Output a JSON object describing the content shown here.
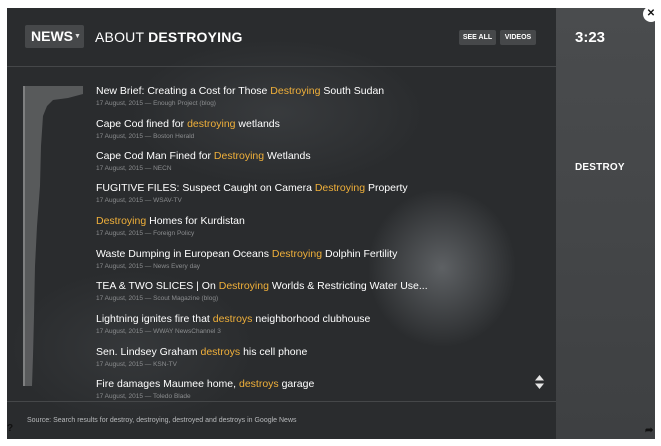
{
  "header": {
    "news_label": "NEWS",
    "title_prefix": "ABOUT",
    "title_term": "DESTROYING",
    "see_all_label": "SEE ALL",
    "videos_label": "VIDEOS"
  },
  "side": {
    "time": "3:23",
    "current_word": "DESTROY"
  },
  "colors": {
    "highlight": "#f0b03a",
    "background": "#2a2c2e"
  },
  "icons": {
    "news_menu": "caret-down-icon",
    "scroll": "up-down-arrows-icon",
    "close": "close-icon",
    "help": "question-icon",
    "share": "share-arrow-icon"
  },
  "items": [
    {
      "before": "New Brief: Creating a Cost for Those ",
      "highlight": "Destroying",
      "after": " South Sudan",
      "meta": "17 August, 2015 — Enough Project (blog)"
    },
    {
      "before": "Cape Cod fined for ",
      "highlight": "destroying",
      "after": " wetlands",
      "meta": "17 August, 2015 — Boston Herald"
    },
    {
      "before": "Cape Cod Man Fined for ",
      "highlight": "Destroying",
      "after": " Wetlands",
      "meta": "17 August, 2015 — NECN"
    },
    {
      "before": "FUGITIVE FILES: Suspect Caught on Camera ",
      "highlight": "Destroying",
      "after": " Property",
      "meta": "17 August, 2015 — WSAV-TV"
    },
    {
      "before": "",
      "highlight": "Destroying",
      "after": " Homes for Kurdistan",
      "meta": "17 August, 2015 — Foreign Policy"
    },
    {
      "before": "Waste Dumping in European Oceans ",
      "highlight": "Destroying",
      "after": " Dolphin Fertility",
      "meta": "17 August, 2015 — News Every day"
    },
    {
      "before": "TEA & TWO SLICES | On ",
      "highlight": "Destroying",
      "after": " Worlds & Restricting Water Use...",
      "meta": "17 August, 2015 — Scout Magazine (blog)"
    },
    {
      "before": "Lightning ignites fire that ",
      "highlight": "destroys",
      "after": " neighborhood clubhouse",
      "meta": "17 August, 2015 — WWAY NewsChannel 3"
    },
    {
      "before": "Sen. Lindsey Graham ",
      "highlight": "destroys",
      "after": " his cell phone",
      "meta": "17 August, 2015 — KSN-TV"
    },
    {
      "before": "Fire damages Maumee home, ",
      "highlight": "destroys",
      "after": " garage",
      "meta": "17 August, 2015 — Toledo Blade"
    }
  ],
  "footer": {
    "source": "Source: Search results for destroy, destroying, destroyed and destroys in Google News"
  }
}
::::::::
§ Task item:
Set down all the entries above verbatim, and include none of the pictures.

§ The completed task:
Output a JSON object describing the content shown here.
{
  "header": {
    "news_label": "NEWS",
    "title_prefix": "ABOUT",
    "title_term": "DESTROYING",
    "see_all_label": "SEE ALL",
    "videos_label": "VIDEOS"
  },
  "side": {
    "time": "3:23",
    "current_word": "DESTROY"
  },
  "colors": {
    "highlight": "#f0b03a",
    "background": "#2a2c2e"
  },
  "icons": {
    "news_menu": "caret-down-icon",
    "scroll": "up-down-arrows-icon",
    "close": "close-icon",
    "help": "question-icon",
    "share": "share-arrow-icon"
  },
  "items": [
    {
      "before": "New Brief: Creating a Cost for Those ",
      "highlight": "Destroying",
      "after": " South Sudan",
      "meta": "17 August, 2015 — Enough Project (blog)"
    },
    {
      "before": "Cape Cod fined for ",
      "highlight": "destroying",
      "after": " wetlands",
      "meta": "17 August, 2015 — Boston Herald"
    },
    {
      "before": "Cape Cod Man Fined for ",
      "highlight": "Destroying",
      "after": " Wetlands",
      "meta": "17 August, 2015 — NECN"
    },
    {
      "before": "FUGITIVE FILES: Suspect Caught on Camera ",
      "highlight": "Destroying",
      "after": " Property",
      "meta": "17 August, 2015 — WSAV-TV"
    },
    {
      "before": "",
      "highlight": "Destroying",
      "after": " Homes for Kurdistan",
      "meta": "17 August, 2015 — Foreign Policy"
    },
    {
      "before": "Waste Dumping in European Oceans ",
      "highlight": "Destroying",
      "after": " Dolphin Fertility",
      "meta": "17 August, 2015 — News Every day"
    },
    {
      "before": "TEA & TWO SLICES | On ",
      "highlight": "Destroying",
      "after": " Worlds & Restricting Water Use...",
      "meta": "17 August, 2015 — Scout Magazine (blog)"
    },
    {
      "before": "Lightning ignites fire that ",
      "highlight": "destroys",
      "after": " neighborhood clubhouse",
      "meta": "17 August, 2015 — WWAY NewsChannel 3"
    },
    {
      "before": "Sen. Lindsey Graham ",
      "highlight": "destroys",
      "after": " his cell phone",
      "meta": "17 August, 2015 — KSN-TV"
    },
    {
      "before": "Fire damages Maumee home, ",
      "highlight": "destroys",
      "after": " garage",
      "meta": "17 August, 2015 — Toledo Blade"
    }
  ],
  "footer": {
    "source": "Source: Search results for destroy, destroying, destroyed and destroys in Google News"
  }
}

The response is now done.